Task
Copy each line below holding "minim".

Collection entries
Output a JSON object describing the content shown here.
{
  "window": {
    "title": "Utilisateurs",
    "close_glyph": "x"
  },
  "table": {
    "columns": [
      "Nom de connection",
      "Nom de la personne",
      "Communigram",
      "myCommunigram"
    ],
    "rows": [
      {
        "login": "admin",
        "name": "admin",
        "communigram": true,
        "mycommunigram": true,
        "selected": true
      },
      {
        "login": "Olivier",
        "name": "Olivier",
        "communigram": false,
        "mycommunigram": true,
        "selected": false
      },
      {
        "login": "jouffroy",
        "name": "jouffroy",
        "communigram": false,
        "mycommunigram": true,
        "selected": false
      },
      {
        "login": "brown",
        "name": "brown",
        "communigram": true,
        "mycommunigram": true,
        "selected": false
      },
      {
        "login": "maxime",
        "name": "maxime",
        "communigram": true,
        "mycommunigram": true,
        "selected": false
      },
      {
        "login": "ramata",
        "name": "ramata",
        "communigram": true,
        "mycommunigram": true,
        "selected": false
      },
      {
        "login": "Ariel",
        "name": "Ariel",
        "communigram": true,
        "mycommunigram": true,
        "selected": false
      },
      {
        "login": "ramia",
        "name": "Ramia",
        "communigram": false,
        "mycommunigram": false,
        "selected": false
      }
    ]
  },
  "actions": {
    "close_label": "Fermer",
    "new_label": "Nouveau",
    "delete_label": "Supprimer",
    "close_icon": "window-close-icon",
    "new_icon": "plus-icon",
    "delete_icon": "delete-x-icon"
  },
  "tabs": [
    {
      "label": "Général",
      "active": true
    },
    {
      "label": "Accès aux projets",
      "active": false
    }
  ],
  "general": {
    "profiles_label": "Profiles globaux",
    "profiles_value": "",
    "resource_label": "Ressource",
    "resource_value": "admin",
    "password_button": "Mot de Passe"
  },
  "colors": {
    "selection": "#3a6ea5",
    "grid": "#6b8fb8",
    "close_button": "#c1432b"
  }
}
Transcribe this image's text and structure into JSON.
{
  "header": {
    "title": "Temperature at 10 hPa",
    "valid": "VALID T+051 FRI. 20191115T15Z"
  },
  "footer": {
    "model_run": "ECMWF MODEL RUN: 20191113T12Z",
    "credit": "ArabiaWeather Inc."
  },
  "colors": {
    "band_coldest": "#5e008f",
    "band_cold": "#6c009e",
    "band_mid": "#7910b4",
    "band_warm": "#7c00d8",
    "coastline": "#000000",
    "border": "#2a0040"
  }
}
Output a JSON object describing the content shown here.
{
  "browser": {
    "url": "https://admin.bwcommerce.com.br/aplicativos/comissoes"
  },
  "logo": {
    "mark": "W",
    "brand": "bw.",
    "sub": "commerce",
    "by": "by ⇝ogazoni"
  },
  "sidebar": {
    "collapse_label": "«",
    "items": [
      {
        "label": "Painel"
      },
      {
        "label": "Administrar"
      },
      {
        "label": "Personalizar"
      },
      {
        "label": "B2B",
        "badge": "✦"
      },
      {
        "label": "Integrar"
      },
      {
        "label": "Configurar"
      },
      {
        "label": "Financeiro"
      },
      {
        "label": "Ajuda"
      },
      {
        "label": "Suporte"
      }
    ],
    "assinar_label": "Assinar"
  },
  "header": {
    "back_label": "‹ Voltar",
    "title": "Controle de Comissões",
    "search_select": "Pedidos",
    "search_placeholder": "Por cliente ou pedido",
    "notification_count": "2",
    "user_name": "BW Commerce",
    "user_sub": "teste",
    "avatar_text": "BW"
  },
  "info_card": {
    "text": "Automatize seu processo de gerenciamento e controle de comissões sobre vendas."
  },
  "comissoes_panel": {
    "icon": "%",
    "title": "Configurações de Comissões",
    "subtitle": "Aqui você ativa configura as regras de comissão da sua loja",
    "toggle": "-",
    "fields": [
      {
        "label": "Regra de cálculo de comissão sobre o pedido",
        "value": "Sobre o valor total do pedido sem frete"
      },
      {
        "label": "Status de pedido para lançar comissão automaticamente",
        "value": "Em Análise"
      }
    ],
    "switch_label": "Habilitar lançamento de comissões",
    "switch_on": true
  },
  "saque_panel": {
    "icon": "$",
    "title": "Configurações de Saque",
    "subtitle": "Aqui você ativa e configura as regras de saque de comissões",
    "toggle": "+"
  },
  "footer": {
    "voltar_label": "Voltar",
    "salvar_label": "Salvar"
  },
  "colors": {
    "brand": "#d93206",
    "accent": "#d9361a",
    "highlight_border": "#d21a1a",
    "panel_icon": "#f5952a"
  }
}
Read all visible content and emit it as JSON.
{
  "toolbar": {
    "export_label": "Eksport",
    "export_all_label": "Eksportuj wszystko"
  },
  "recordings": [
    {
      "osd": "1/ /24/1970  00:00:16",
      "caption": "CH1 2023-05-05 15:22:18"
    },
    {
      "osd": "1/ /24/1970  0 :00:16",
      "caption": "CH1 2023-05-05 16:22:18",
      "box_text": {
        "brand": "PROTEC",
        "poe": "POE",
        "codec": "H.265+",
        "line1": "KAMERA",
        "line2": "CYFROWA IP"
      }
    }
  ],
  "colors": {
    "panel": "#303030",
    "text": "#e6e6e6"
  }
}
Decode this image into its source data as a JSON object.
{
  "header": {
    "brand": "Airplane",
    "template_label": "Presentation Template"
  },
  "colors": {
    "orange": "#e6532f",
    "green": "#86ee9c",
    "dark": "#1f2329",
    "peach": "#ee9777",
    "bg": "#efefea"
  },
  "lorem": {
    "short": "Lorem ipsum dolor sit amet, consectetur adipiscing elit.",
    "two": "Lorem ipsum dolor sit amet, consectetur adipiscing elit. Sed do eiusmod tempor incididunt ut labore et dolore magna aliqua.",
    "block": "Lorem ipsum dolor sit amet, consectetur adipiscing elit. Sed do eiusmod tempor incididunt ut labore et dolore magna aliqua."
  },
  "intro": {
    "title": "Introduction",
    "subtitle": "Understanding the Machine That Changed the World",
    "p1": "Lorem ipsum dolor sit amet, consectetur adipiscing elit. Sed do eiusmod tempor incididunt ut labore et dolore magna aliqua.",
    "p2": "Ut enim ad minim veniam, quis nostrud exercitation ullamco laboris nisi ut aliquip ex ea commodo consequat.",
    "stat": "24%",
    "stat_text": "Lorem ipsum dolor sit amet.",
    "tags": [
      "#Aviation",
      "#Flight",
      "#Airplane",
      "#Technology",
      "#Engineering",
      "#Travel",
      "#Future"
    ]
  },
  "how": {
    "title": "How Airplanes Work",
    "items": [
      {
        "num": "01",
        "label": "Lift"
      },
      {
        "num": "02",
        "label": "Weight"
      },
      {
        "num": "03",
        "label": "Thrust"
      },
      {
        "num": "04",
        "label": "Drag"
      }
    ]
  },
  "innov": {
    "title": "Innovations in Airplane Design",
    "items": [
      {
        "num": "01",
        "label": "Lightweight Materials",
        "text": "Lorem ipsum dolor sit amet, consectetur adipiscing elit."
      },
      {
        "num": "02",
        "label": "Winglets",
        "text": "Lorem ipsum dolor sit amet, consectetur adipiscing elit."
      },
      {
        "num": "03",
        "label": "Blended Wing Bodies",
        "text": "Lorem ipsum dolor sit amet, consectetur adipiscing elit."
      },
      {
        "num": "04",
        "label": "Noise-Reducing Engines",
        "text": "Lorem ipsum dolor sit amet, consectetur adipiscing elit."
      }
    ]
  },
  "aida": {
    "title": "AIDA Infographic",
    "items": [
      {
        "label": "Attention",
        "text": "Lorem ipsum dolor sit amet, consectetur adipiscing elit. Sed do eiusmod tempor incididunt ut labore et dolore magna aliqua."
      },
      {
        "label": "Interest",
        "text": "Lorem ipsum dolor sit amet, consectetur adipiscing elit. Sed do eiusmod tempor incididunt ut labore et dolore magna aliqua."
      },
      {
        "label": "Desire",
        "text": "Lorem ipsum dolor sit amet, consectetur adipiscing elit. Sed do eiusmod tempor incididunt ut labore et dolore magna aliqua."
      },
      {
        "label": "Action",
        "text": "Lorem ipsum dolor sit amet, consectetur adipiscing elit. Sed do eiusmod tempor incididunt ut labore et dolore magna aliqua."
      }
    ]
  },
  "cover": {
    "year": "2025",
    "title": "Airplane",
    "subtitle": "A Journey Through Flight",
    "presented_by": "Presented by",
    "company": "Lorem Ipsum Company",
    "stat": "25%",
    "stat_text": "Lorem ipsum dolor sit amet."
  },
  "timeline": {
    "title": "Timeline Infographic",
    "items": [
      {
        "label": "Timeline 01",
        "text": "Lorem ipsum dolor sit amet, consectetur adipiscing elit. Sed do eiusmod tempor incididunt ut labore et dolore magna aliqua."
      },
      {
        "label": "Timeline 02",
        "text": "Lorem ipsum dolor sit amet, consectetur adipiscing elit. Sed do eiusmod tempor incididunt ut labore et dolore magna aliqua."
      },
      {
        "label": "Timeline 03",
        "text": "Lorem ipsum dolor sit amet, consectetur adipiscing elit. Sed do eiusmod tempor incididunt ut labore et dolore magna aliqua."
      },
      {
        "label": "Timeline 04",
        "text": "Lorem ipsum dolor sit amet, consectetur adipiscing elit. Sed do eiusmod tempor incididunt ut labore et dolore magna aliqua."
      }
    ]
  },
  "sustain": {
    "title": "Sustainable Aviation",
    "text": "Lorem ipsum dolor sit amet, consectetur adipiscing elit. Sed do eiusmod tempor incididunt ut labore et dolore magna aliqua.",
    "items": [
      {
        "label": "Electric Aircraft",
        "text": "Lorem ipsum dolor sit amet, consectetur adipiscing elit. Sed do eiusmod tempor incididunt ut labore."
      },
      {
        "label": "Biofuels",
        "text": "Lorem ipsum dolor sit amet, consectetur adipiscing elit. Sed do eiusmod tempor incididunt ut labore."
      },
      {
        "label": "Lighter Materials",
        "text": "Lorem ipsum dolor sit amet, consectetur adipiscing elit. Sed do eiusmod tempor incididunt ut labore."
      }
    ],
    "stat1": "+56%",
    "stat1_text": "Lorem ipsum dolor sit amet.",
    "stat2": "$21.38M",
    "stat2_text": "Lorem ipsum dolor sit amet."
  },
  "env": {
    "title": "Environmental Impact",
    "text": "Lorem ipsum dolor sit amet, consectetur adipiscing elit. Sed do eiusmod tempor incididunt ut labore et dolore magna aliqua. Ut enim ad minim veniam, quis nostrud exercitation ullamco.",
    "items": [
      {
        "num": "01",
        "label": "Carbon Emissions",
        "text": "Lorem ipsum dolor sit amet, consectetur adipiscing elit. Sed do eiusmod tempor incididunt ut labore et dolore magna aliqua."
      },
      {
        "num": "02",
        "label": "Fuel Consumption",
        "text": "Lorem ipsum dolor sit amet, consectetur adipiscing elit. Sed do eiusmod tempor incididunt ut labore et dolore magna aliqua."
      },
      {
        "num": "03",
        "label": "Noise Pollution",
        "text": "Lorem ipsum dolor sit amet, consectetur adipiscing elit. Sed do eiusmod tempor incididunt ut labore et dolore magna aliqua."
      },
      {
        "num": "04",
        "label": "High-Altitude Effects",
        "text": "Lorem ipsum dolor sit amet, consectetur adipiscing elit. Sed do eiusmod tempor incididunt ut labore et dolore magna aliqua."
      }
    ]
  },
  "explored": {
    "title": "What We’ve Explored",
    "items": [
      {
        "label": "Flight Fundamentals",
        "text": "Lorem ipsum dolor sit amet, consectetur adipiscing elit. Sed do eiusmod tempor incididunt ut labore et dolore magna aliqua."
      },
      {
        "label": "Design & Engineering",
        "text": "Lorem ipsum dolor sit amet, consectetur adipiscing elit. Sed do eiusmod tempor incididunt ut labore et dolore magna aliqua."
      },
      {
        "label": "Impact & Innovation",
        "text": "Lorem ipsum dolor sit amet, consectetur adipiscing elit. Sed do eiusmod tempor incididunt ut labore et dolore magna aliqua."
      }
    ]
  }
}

Expected answer
    "p2": "Ut enim ad minim veniam, quis nostrud exercitation ullamco laboris nisi ut aliquip ex ea commodo consequat.",
    "text": "Lorem ipsum dolor sit amet, consectetur adipiscing elit. Sed do eiusmod tempor incididunt ut labore et dolore magna aliqua. Ut enim ad minim veniam, quis nostrud exercitation ullamco.",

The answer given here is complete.